Justification of Red List Category
This species has an extremely large range, and hence does not approach the thresholds for Vulnerable under the range size criterion (Extent of Occurrence <20,000 km2 combined with a declining or fluctuating range size, habitat extent/quality, or population size and a small number of locations or severe fragmentation). The population trend appears to be stable, and hence the species does not approach the thresholds for Vulnerable under the population trend criterion (>30% decline over ten years or three generations). The population size is extremely large, and hence does not approach the thresholds for Vulnerable under the population size criterion (<10,000 mature individuals with a continuing decline estimated to be >10% in ten years or three generations, or with a specified population structure). For these reasons the species is evaluated as Least Concern.
In Europe, the breeding population is estimated to number 4,460,000-7,760,000 pairs, which equates to 8,930,000-15,500,000 mature individuals (BirdLife International 2015). Europe forms approximately 25% of the global range, so a very preliminary estimate of the global population size is 35,720,000-62,000,000 mature individuals, although further validation of this estimate is needed. National population estimates include: c.100-10,000 breeding pairs and c.50-1,000 individuals on migration in China; < c.50 individuals on migration and < c.50 wintering individuals in Taiwan; < c.1,000 individuals on migration and < c.1,000 wintering individuals in Korea; < c.50 individuals on migration and < c.50 wintering individuals in Japan and c.100-10,000 breeding pairs and c.50-1,000 individuals on migration in Russia (Brazil 2009).
The European population is estimated to be stable (BirdLife International 2015). In the absence of evidence for any declines or substantial threats, the global population is tentatively assessed as being stable.
For breeding, this species appears to require copious low dense vegetation with patches of open ground. It breeds in ecotone habitats between forests and plain or open areas at the tree-line, including wooded tundra, mountain steppe, subalpine scrub, marshland with low woody cover, clumps of willow (Salix), alder (Alnus) and birch (Betula) on floodplains, riverbank thickets, reedy and shrub-dominated lakeshores, bushy sites near water. The breeding season lasts from late April to July in central Europe, from late May in Scandinavia, early April to June in Armenia, June to July in Ladakh, May to July in China and May/June to August in North America. The nest is a deep cup of leaves, small twigs, dry grass, rootlets, plant down and moss, which is occasionally lined with animal hair. It is placed among grass and scrub on wet ground and is commonly associated with topographic features such as a hummock, gulley, lip of a bank, or tussock. Clutches consist of four to seven eggs. The diet is principally invertebrates, particularly insects, but it does take some seeds and fruit in the autumn (Collar 2015). The species is mainly migratory, with west Palearctic populations wintering in patches across the Mediterranean Basin and the northern Afrotropics and eastern populations in the Indian subcontinent (Snow and Perrins 1998).

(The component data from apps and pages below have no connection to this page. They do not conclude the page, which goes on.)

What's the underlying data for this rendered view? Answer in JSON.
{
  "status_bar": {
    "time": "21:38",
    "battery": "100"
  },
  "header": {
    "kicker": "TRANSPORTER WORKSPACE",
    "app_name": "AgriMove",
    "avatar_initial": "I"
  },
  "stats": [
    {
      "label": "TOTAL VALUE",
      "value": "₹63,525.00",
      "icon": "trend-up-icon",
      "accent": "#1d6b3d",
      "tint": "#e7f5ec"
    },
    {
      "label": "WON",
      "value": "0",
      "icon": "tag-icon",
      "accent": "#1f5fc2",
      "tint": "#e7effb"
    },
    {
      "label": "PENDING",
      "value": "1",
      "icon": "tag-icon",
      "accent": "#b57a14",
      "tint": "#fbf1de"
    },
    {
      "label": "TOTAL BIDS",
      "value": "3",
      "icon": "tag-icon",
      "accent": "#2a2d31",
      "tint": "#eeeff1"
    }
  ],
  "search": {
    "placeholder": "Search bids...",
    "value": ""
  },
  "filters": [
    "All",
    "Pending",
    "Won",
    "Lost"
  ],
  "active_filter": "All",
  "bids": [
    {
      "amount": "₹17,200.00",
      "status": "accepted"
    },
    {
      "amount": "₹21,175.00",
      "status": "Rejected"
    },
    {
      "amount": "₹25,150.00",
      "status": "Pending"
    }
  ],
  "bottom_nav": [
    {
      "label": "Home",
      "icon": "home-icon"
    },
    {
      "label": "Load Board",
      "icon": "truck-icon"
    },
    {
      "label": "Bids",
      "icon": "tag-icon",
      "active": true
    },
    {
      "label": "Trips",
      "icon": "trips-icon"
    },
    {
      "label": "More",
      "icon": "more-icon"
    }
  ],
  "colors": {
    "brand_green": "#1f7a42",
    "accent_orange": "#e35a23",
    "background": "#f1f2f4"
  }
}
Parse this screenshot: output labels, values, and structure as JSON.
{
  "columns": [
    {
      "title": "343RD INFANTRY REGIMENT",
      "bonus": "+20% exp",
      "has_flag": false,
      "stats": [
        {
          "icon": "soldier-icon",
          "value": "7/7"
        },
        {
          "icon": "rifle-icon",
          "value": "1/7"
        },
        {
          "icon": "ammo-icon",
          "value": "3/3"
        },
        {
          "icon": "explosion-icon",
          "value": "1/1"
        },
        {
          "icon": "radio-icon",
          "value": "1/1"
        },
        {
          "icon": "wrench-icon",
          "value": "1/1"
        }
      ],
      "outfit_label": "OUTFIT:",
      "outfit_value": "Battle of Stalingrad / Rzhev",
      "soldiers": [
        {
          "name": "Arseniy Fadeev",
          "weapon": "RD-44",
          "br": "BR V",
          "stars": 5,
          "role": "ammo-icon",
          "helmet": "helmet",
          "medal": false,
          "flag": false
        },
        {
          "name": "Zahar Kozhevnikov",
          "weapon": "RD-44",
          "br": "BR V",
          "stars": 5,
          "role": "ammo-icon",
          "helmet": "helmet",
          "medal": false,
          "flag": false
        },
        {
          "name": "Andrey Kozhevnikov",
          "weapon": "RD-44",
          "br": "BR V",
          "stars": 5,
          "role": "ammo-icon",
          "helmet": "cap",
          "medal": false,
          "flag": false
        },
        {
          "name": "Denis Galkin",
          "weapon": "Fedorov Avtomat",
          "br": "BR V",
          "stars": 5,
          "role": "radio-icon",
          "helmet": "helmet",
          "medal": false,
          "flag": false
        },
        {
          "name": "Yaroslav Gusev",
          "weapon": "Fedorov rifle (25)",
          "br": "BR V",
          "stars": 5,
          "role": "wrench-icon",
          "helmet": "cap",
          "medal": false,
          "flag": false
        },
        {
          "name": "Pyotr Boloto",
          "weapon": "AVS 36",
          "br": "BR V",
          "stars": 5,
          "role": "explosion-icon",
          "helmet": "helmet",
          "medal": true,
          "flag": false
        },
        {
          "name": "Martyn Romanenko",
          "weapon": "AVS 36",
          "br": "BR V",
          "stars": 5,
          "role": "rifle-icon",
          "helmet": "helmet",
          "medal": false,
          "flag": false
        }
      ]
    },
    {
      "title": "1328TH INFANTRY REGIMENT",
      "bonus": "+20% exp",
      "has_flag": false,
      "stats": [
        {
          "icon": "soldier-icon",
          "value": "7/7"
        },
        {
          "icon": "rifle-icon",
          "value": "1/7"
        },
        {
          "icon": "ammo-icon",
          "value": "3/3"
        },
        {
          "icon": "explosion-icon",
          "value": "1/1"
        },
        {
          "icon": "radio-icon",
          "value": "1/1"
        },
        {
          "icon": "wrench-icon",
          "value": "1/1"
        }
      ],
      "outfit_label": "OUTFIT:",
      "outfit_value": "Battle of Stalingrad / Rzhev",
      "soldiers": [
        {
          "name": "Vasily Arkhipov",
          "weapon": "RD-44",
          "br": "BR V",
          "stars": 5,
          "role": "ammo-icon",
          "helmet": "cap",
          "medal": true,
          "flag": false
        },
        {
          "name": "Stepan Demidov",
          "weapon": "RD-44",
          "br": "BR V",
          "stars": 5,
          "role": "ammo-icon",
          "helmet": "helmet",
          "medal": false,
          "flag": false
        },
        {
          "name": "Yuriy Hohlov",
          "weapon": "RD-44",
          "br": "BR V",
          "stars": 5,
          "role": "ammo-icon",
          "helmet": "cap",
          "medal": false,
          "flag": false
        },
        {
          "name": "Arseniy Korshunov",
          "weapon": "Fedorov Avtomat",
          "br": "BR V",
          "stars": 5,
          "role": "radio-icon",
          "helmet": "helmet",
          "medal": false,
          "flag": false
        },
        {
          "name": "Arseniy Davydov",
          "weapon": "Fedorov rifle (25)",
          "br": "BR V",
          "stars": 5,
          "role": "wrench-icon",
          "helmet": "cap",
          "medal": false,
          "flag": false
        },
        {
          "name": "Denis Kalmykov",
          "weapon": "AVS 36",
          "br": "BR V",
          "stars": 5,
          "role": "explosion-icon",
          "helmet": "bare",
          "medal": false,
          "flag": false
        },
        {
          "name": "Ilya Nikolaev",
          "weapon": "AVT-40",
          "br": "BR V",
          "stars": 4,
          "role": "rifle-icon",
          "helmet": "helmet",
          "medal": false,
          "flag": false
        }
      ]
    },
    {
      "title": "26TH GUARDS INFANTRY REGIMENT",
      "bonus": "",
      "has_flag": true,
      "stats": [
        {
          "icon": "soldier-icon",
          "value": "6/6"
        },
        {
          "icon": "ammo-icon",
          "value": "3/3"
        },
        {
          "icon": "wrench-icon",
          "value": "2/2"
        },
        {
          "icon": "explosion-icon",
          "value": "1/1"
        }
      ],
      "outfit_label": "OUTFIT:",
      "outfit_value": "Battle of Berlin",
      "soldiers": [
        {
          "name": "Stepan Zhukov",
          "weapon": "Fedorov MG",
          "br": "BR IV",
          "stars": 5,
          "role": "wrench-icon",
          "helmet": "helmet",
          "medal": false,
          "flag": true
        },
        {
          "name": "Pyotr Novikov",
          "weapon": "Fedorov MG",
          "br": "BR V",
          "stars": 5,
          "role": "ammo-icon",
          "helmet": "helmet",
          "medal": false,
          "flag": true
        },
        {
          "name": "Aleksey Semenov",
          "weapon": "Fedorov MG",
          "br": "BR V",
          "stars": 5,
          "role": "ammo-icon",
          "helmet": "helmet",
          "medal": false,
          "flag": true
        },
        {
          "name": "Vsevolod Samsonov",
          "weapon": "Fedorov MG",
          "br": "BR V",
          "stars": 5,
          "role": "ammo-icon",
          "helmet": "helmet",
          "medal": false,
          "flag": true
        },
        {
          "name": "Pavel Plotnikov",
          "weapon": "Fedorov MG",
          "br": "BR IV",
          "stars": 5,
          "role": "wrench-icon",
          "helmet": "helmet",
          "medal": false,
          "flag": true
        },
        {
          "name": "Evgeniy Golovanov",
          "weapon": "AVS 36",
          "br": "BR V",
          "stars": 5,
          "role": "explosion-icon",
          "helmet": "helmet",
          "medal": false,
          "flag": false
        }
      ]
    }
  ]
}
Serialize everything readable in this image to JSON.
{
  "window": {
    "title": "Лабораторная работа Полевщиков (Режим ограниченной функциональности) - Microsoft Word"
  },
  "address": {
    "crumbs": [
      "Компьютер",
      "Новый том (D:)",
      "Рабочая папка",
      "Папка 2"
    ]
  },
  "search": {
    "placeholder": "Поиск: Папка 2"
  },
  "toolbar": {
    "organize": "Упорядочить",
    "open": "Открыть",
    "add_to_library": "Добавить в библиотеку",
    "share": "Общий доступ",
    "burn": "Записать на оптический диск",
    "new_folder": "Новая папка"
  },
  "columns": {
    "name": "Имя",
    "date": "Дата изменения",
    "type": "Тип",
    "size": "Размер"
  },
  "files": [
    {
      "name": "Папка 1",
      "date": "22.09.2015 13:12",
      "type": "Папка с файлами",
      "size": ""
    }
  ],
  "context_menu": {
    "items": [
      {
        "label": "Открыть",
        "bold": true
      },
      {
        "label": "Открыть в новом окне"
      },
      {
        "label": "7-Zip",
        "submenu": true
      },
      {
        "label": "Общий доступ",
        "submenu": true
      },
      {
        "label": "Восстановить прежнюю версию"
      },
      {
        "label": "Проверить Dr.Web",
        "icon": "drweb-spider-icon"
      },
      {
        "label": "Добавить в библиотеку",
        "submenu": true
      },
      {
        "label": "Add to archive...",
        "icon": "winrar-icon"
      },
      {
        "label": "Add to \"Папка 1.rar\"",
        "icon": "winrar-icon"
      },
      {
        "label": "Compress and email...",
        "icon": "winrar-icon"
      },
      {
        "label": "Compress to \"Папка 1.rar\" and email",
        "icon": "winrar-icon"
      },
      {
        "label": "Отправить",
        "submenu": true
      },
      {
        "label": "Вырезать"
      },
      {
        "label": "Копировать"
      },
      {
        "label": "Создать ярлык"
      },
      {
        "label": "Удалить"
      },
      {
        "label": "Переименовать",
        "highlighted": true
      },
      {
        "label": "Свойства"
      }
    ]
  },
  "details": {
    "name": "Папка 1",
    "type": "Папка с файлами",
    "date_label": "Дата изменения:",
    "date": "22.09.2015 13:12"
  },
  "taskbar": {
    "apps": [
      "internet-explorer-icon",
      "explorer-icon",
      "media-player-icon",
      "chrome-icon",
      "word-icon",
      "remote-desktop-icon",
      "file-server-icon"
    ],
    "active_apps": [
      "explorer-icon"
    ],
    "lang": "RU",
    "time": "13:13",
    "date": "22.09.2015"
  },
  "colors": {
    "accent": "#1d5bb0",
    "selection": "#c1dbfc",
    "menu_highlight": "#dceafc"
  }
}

In Europe, Bluethroat experiences pronounced, but largely unexplained, population fluctuations (Hagemeijer and Blair 1997, Collar 2015). Some negative trends appear to be explained by natural succession in marshland, drainage and management practices such as reed-cutting, seedling removal and cattle grazing (Hagemeijer and Blair 1997), but recovery has taken place without the reversal of these circumstances. In Spain, during the 1990s Bluethroat may have suffered from degradation of habitat through grazing. In Austria, significant losses occurred during the 19th century due to drainage. Now, the species faces threats there due to the stabilization of lake levels and the subsequent loss of the reed-belt, as well as due to the occupation of secondary habitats on arable land and subsequent elevated nest predation (Collar 2015).
Conservation Actions Underway
CMS Appendix II. EU Birds Directive Annex I. There are currently no known conservation measures for this species within its European range.
Conservation Actions Proposed
In Bavaria, growing numbers may collapse unless succession is contained through habitat management (Collar 2015). This species would benefit from further research on the causes of population fluctuations.
Text account compilers
Butchart, S., Ekstrom, J., Hermes, C., Ashpole, J
BirdLife International (2020) Species factsheet: Cyanecula svecica. Downloaded from http://www.birdlife.org on 05/06/2020. Recommended citation for factsheets for more than one species: BirdLife International (2020) IUCN Red List for birds. Downloaded from http://www.birdlife.org on 05/06/2020.